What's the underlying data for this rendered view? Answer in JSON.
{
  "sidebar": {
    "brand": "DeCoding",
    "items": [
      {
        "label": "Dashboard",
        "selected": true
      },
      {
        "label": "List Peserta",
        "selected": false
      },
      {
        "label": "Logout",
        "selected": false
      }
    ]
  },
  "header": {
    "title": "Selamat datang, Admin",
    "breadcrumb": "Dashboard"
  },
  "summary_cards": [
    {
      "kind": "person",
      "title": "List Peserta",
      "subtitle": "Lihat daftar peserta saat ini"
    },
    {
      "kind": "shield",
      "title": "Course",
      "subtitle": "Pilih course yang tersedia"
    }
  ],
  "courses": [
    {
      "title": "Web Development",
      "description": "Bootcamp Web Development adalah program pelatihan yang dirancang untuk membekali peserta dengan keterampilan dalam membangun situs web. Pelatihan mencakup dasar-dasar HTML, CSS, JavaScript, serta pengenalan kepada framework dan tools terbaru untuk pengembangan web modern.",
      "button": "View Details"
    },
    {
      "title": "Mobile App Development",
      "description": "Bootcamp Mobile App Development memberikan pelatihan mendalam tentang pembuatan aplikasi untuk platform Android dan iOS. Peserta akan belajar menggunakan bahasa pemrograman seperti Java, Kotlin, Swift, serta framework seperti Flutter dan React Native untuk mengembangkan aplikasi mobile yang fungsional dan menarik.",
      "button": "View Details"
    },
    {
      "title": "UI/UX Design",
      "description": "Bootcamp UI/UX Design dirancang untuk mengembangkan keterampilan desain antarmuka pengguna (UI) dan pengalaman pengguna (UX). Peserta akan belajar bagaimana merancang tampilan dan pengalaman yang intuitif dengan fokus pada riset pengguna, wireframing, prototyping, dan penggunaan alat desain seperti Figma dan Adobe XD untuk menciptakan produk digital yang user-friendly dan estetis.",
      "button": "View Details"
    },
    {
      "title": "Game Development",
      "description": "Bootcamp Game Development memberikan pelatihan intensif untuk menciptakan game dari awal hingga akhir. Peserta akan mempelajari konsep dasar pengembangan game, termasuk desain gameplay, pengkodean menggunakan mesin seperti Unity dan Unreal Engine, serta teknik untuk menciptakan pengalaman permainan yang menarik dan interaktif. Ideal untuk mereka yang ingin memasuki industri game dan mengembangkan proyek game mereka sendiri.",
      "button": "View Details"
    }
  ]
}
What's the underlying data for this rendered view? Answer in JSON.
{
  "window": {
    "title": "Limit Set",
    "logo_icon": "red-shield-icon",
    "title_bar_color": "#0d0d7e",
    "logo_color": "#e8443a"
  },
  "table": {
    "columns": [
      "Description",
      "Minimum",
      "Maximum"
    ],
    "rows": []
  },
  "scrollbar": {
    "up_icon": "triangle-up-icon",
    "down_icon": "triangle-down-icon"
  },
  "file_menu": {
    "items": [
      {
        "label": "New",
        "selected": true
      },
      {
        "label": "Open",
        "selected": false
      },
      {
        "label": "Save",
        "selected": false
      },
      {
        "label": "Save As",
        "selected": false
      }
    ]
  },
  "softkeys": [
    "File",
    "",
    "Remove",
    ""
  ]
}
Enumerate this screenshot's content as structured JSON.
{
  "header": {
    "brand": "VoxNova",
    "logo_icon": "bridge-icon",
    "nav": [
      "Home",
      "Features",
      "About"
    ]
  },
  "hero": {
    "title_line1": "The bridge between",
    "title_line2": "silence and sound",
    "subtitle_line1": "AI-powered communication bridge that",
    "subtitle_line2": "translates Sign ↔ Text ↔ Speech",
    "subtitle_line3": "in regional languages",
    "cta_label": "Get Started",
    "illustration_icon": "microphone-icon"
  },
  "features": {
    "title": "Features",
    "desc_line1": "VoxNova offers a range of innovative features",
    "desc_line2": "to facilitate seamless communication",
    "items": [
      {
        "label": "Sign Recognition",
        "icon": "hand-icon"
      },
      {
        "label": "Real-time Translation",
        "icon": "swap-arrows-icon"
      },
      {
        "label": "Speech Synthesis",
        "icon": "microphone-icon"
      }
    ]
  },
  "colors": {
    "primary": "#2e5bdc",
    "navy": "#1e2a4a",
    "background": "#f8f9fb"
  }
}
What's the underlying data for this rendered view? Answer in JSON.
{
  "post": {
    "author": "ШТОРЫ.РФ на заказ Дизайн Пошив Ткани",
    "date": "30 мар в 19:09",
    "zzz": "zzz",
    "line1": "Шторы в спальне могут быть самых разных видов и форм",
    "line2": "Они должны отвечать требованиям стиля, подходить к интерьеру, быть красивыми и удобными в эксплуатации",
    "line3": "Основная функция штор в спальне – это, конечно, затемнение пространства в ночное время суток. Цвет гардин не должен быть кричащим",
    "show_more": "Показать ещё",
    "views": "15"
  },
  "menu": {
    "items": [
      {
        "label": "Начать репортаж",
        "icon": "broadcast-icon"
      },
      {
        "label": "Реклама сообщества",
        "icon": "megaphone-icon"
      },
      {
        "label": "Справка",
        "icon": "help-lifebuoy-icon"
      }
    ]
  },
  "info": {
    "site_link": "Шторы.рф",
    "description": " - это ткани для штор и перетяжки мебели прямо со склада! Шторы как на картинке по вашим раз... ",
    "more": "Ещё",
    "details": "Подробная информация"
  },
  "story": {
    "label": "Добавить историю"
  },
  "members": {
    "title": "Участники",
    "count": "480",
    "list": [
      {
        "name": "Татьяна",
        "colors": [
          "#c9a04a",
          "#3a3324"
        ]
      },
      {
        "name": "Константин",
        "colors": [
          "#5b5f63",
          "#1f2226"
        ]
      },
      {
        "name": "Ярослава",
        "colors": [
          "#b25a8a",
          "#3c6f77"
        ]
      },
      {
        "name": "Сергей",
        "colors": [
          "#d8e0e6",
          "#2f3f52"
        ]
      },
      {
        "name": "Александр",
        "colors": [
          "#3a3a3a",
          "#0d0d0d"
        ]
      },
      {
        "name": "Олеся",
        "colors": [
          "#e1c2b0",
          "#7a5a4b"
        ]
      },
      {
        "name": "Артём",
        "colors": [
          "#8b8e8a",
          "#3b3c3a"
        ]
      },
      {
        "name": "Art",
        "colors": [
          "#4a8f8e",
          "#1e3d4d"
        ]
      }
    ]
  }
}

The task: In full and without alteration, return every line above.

Task response:
What's the underlying data for this rendered view? Answer in JSON.
{
  "sidebar": {
    "brand": "DeCoding",
    "items": [
      {
        "label": "Dashboard",
        "selected": true
      },
      {
        "label": "List Peserta",
        "selected": false
      },
      {
        "label": "Logout",
        "selected": false
      }
    ]
  },
  "header": {
    "title": "Selamat datang, Admin",
    "breadcrumb": "Dashboard"
  },
  "summary_cards": [
    {
      "kind": "person",
      "title": "List Peserta",
      "subtitle": "Lihat daftar peserta saat ini"
    },
    {
      "kind": "shield",
      "title": "Course",
      "subtitle": "Pilih course yang tersedia"
    }
  ],
  "courses": [
    {
      "title": "Web Development",
      "description": "Bootcamp Web Development adalah program pelatihan yang dirancang untuk membekali peserta dengan keterampilan dalam membangun situs web. Pelatihan mencakup dasar-dasar HTML, CSS, JavaScript, serta pengenalan kepada framework dan tools terbaru untuk pengembangan web modern.",
      "button": "View Details"
    },
    {
      "title": "Mobile App Development",
      "description": "Bootcamp Mobile App Development memberikan pelatihan mendalam tentang pembuatan aplikasi untuk platform Android dan iOS. Peserta akan belajar menggunakan bahasa pemrograman seperti Java, Kotlin, Swift, serta framework seperti Flutter dan React Native untuk mengembangkan aplikasi mobile yang fungsional dan menarik.",
      "button": "View Details"
    },
    {
      "title": "UI/UX Design",
      "description": "Bootcamp UI/UX Design dirancang untuk mengembangkan keterampilan desain antarmuka pengguna (UI) dan pengalaman pengguna (UX). Peserta akan belajar bagaimana merancang tampilan dan pengalaman yang intuitif dengan fokus pada riset pengguna, wireframing, prototyping, dan penggunaan alat desain seperti Figma dan Adobe XD untuk menciptakan produk digital yang user-friendly dan estetis.",
      "button": "View Details"
    },
    {
      "title": "Game Development",
      "description": "Bootcamp Game Development memberikan pelatihan intensif untuk menciptakan game dari awal hingga akhir. Peserta akan mempelajari konsep dasar pengembangan game, termasuk desain gameplay, pengkodean menggunakan mesin seperti Unity dan Unreal Engine, serta teknik untuk menciptakan pengalaman permainan yang menarik dan interaktif. Ideal untuk mereka yang ingin memasuki industri game dan mengembangkan proyek game mereka sendiri.",
      "button": "View Details"
    }
  ]
}
What's the underlying data for this rendered view? Answer in JSON.
{
  "window": {
    "title": "Limit Set",
    "logo_icon": "red-shield-icon",
    "title_bar_color": "#0d0d7e",
    "logo_color": "#e8443a"
  },
  "table": {
    "columns": [
      "Description",
      "Minimum",
      "Maximum"
    ],
    "rows": []
  },
  "scrollbar": {
    "up_icon": "triangle-up-icon",
    "down_icon": "triangle-down-icon"
  },
  "file_menu": {
    "items": [
      {
        "label": "New",
        "selected": true
      },
      {
        "label": "Open",
        "selected": false
      },
      {
        "label": "Save",
        "selected": false
      },
      {
        "label": "Save As",
        "selected": false
      }
    ]
  },
  "softkeys": [
    "File",
    "",
    "Remove",
    ""
  ]
}
Enumerate this screenshot's content as structured JSON.
{
  "header": {
    "brand": "VoxNova",
    "logo_icon": "bridge-icon",
    "nav": [
      "Home",
      "Features",
      "About"
    ]
  },
  "hero": {
    "title_line1": "The bridge between",
    "title_line2": "silence and sound",
    "subtitle_line1": "AI-powered communication bridge that",
    "subtitle_line2": "translates Sign ↔ Text ↔ Speech",
    "subtitle_line3": "in regional languages",
    "cta_label": "Get Started",
    "illustration_icon": "microphone-icon"
  },
  "features": {
    "title": "Features",
    "desc_line1": "VoxNova offers a range of innovative features",
    "desc_line2": "to facilitate seamless communication",
    "items": [
      {
        "label": "Sign Recognition",
        "icon": "hand-icon"
      },
      {
        "label": "Real-time Translation",
        "icon": "swap-arrows-icon"
      },
      {
        "label": "Speech Synthesis",
        "icon": "microphone-icon"
      }
    ]
  },
  "colors": {
    "primary": "#2e5bdc",
    "navy": "#1e2a4a",
    "background": "#f8f9fb"
  }
}
What's the underlying data for this rendered view? Answer in JSON.
{
  "post": {
    "author": "ШТОРЫ.РФ на заказ Дизайн Пошив Ткани",
    "date": "30 мар в 19:09",
    "zzz": "zzz",
    "line1": "Шторы в спальне могут быть самых разных видов и форм",
    "line2": "Они должны отвечать требованиям стиля, подходить к интерьеру, быть красивыми и удобными в эксплуатации",
    "line3": "Основная функция штор в спальне – это, конечно, затемнение пространства в ночное время суток. Цвет гардин не должен быть кричащим",
    "show_more": "Показать ещё",
    "views": "15"
  },
  "menu": {
    "items": [
      {
        "label": "Начать репортаж",
        "icon": "broadcast-icon"
      },
      {
        "label": "Реклама сообщества",
        "icon": "megaphone-icon"
      },
      {
        "label": "Справка",
        "icon": "help-lifebuoy-icon"
      }
    ]
  },
  "info": {
    "site_link": "Шторы.рф",
    "description": " - это ткани для штор и перетяжки мебели прямо со склада! Шторы как на картинке по вашим раз... ",
    "more": "Ещё",
    "details": "Подробная информация"
  },
  "story": {
    "label": "Добавить историю"
  },
  "members": {
    "title": "Участники",
    "count": "480",
    "list": [
      {
        "name": "Татьяна",
        "colors": [
          "#c9a04a",
          "#3a3324"
        ]
      },
      {
        "name": "Константин",
        "colors": [
          "#5b5f63",
          "#1f2226"
        ]
      },
      {
        "name": "Ярослава",
        "colors": [
          "#b25a8a",
          "#3c6f77"
        ]
      },
      {
        "name": "Сергей",
        "colors": [
          "#d8e0e6",
          "#2f3f52"
        ]
      },
      {
        "name": "Александр",
        "colors": [
          "#3a3a3a",
          "#0d0d0d"
        ]
      },
      {
        "name": "Олеся",
        "colors": [
          "#e1c2b0",
          "#7a5a4b"
        ]
      },
      {
        "name": "Артём",
        "colors": [
          "#8b8e8a",
          "#3b3c3a"
        ]
      },
      {
        "name": "Art",
        "colors": [
          "#4a8f8e",
          "#1e3d4d"
        ]
      }
    ]
  }
}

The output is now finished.